The first issue of Hartford Labor, the "Official Organ of the Socialist Labor Party of Hartford, Conn.," was published on October 20, 1894 by Albert E. Sanderson of the Socialist Newspaper Union in St. Louis. The Socialist Labor Party (SLP) established the newspaper union in 1893 to help produce local editions for SLP sections around the country. By 1894, there were 33 local titles from 15 states. In addition to Hartford, Connecticut boasted publications in Bridgeport and Waterbury. The local manager was Joseph S. Powell, who was listed in the Hartford city directory as a cigar maker. In 1896, the Hartford section of the SLP was one of 14 in the state of Connecticut, contributing to a national membership estimated between five and seven thousand. In the first issue of Hartford Labor, the publishers suggest that the local group was "200 strong!"

Hartford Labor carried the international and national news in common with other local weeklies, but also plenty of local news and opinion. Issue no. 1 featured a long "discussion" on socialism and capitalism between a prominent Connecticut building contractor, James G. Batterson, and the New York propagandist Lucien Sanial. It included the Socialist Newspaper Union mission statement, including the planks of independent political action and "the final emancipation of labor," the platform of the SLP, and news of Connecticut SLP electoral campaigns. In 1894, the SLP ticket included activists James F. Tuckey for Governor and Frank O. Pilgrim for Secretary of State, who called for the reduction of the work day as productivity rose and the nationalization of monopolies in transportation and communication.

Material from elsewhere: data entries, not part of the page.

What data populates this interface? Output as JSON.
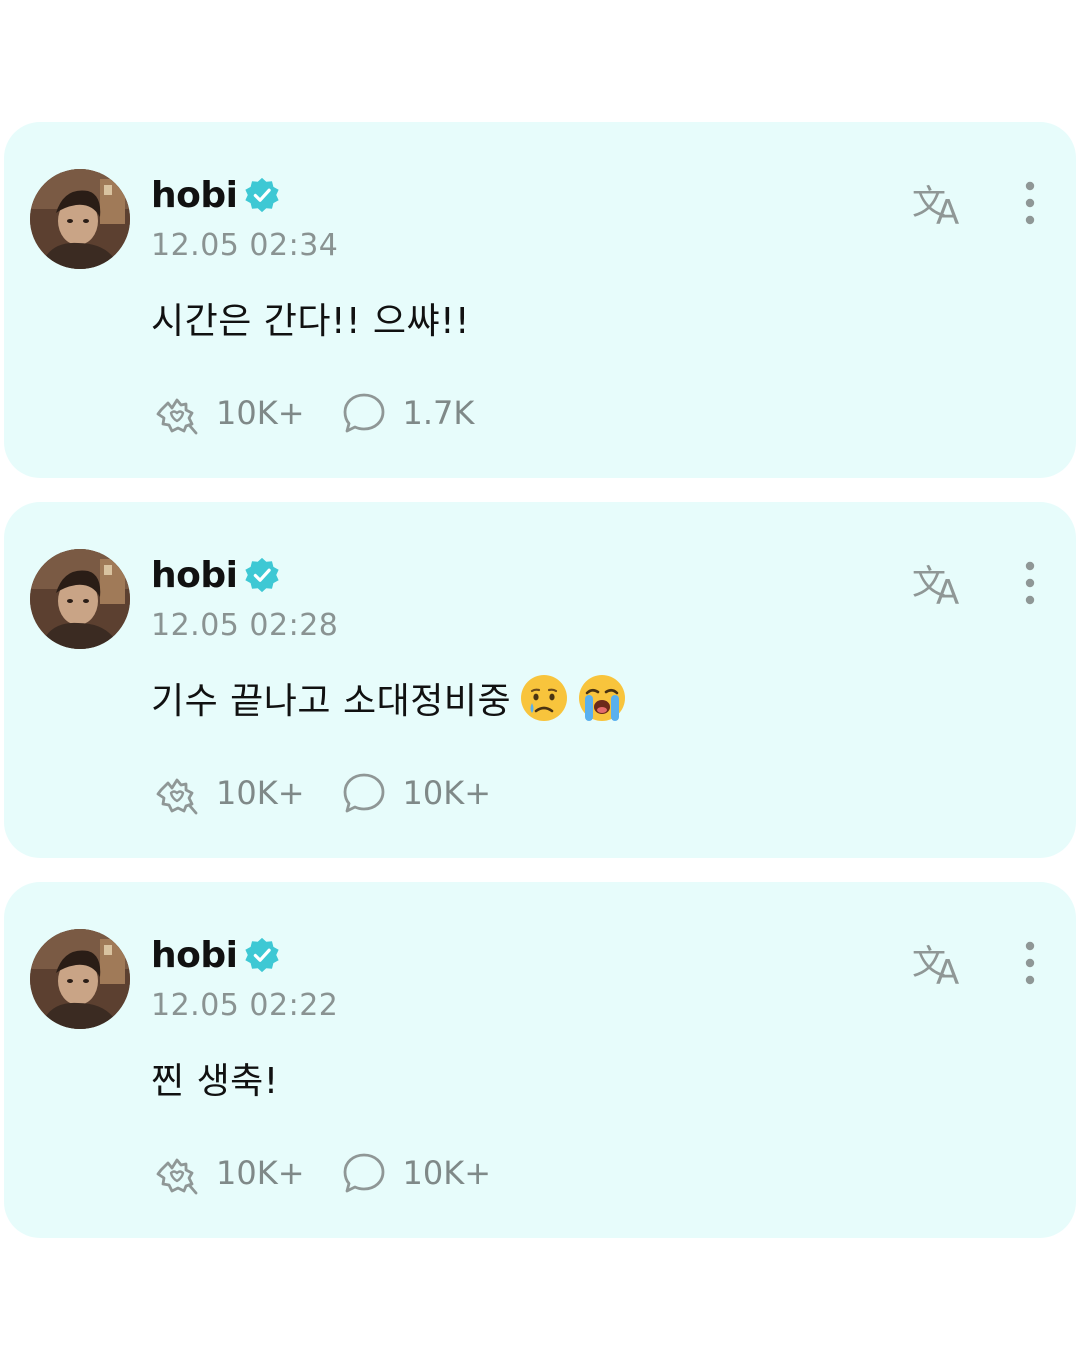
{
  "colors": {
    "card_background": "#e7fcfb",
    "verified_badge": "#3ec8d4",
    "username": "#111111",
    "timestamp": "#8a9392",
    "icon_gray": "#8f9796"
  },
  "posts": [
    {
      "username": "hobi",
      "verified": true,
      "timestamp": "12.05 02:34",
      "message": "시간은 간다!! 으쌰!!",
      "emojis": [],
      "reactions_count": "10K+",
      "comments_count": "1.7K"
    },
    {
      "username": "hobi",
      "verified": true,
      "timestamp": "12.05 02:28",
      "message": "기수 끝나고 소대정비중",
      "emojis": [
        "crying-face-emoji",
        "loudly-crying-face-emoji"
      ],
      "reactions_count": "10K+",
      "comments_count": "10K+"
    },
    {
      "username": "hobi",
      "verified": true,
      "timestamp": "12.05 02:22",
      "message": "찐 생축!",
      "emojis": [],
      "reactions_count": "10K+",
      "comments_count": "10K+"
    }
  ],
  "icons": {
    "avatar": "profile-photo",
    "verified": "verified-badge-icon",
    "translate": "translate-icon",
    "more": "more-vertical-icon",
    "reaction": "reaction-icon",
    "comment": "comment-icon"
  }
}
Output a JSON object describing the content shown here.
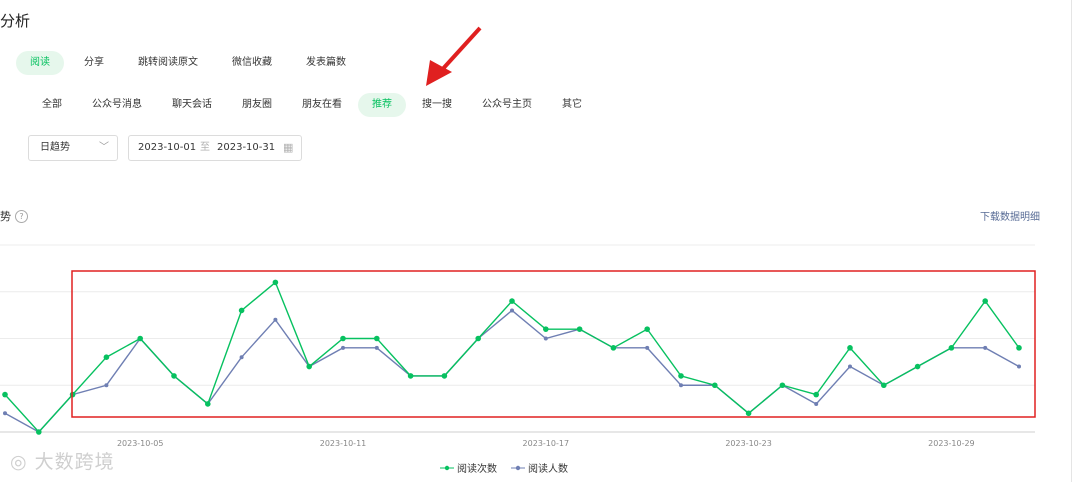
{
  "page": {
    "title": "分析"
  },
  "metric_tabs": [
    {
      "label": "阅读",
      "active": true
    },
    {
      "label": "分享",
      "active": false
    },
    {
      "label": "跳转阅读原文",
      "active": false
    },
    {
      "label": "微信收藏",
      "active": false
    },
    {
      "label": "发表篇数",
      "active": false
    }
  ],
  "source_tabs": [
    {
      "label": "全部",
      "active": false
    },
    {
      "label": "公众号消息",
      "active": false
    },
    {
      "label": "聊天会话",
      "active": false
    },
    {
      "label": "朋友圈",
      "active": false
    },
    {
      "label": "朋友在看",
      "active": false
    },
    {
      "label": "推荐",
      "active": true
    },
    {
      "label": "搜一搜",
      "active": false
    },
    {
      "label": "公众号主页",
      "active": false
    },
    {
      "label": "其它",
      "active": false
    }
  ],
  "filters": {
    "granularity": "日趋势",
    "date_start": "2023-10-01",
    "date_sep": "至",
    "date_end": "2023-10-31"
  },
  "trend": {
    "title_suffix": "势",
    "help_glyph": "?",
    "download_label": "下载数据明细"
  },
  "watermark": "大数跨境",
  "colors": {
    "read_count": "#07c160",
    "read_users": "#6f7fb3",
    "highlight_box": "#e02020",
    "annotation_arrow": "#e02020",
    "active_chip_bg": "#e6f7ec"
  },
  "chart_data": {
    "type": "line",
    "x": [
      "2023-10-01",
      "2023-10-02",
      "2023-10-03",
      "2023-10-04",
      "2023-10-05",
      "2023-10-06",
      "2023-10-07",
      "2023-10-08",
      "2023-10-09",
      "2023-10-10",
      "2023-10-11",
      "2023-10-12",
      "2023-10-13",
      "2023-10-14",
      "2023-10-15",
      "2023-10-16",
      "2023-10-17",
      "2023-10-18",
      "2023-10-19",
      "2023-10-20",
      "2023-10-21",
      "2023-10-22",
      "2023-10-23",
      "2023-10-24",
      "2023-10-25",
      "2023-10-26",
      "2023-10-27",
      "2023-10-28",
      "2023-10-29",
      "2023-10-30",
      "2023-10-31"
    ],
    "x_tick_labels": [
      "2023-10-05",
      "2023-10-11",
      "2023-10-17",
      "2023-10-23",
      "2023-10-29"
    ],
    "series": [
      {
        "name": "阅读次数",
        "values": [
          4,
          0,
          4,
          8,
          10,
          6,
          3,
          13,
          16,
          7,
          10,
          10,
          6,
          6,
          10,
          14,
          11,
          11,
          9,
          11,
          6,
          5,
          2,
          5,
          4,
          9,
          5,
          7,
          9,
          14,
          9
        ]
      },
      {
        "name": "阅读人数",
        "values": [
          2,
          0,
          4,
          5,
          10,
          6,
          3,
          8,
          12,
          7,
          9,
          9,
          6,
          6,
          10,
          13,
          10,
          11,
          9,
          9,
          5,
          5,
          2,
          5,
          3,
          7,
          5,
          7,
          9,
          9,
          7
        ]
      }
    ],
    "ylim": [
      0,
      20
    ],
    "grid": true,
    "legend_position": "bottom-center"
  }
}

While the SLP remained visible in Connecticut for many years after the first issue of Hartford Labor, no other issue is known to have been preserved.

Provided by: Connecticut State Library, Hartford, CT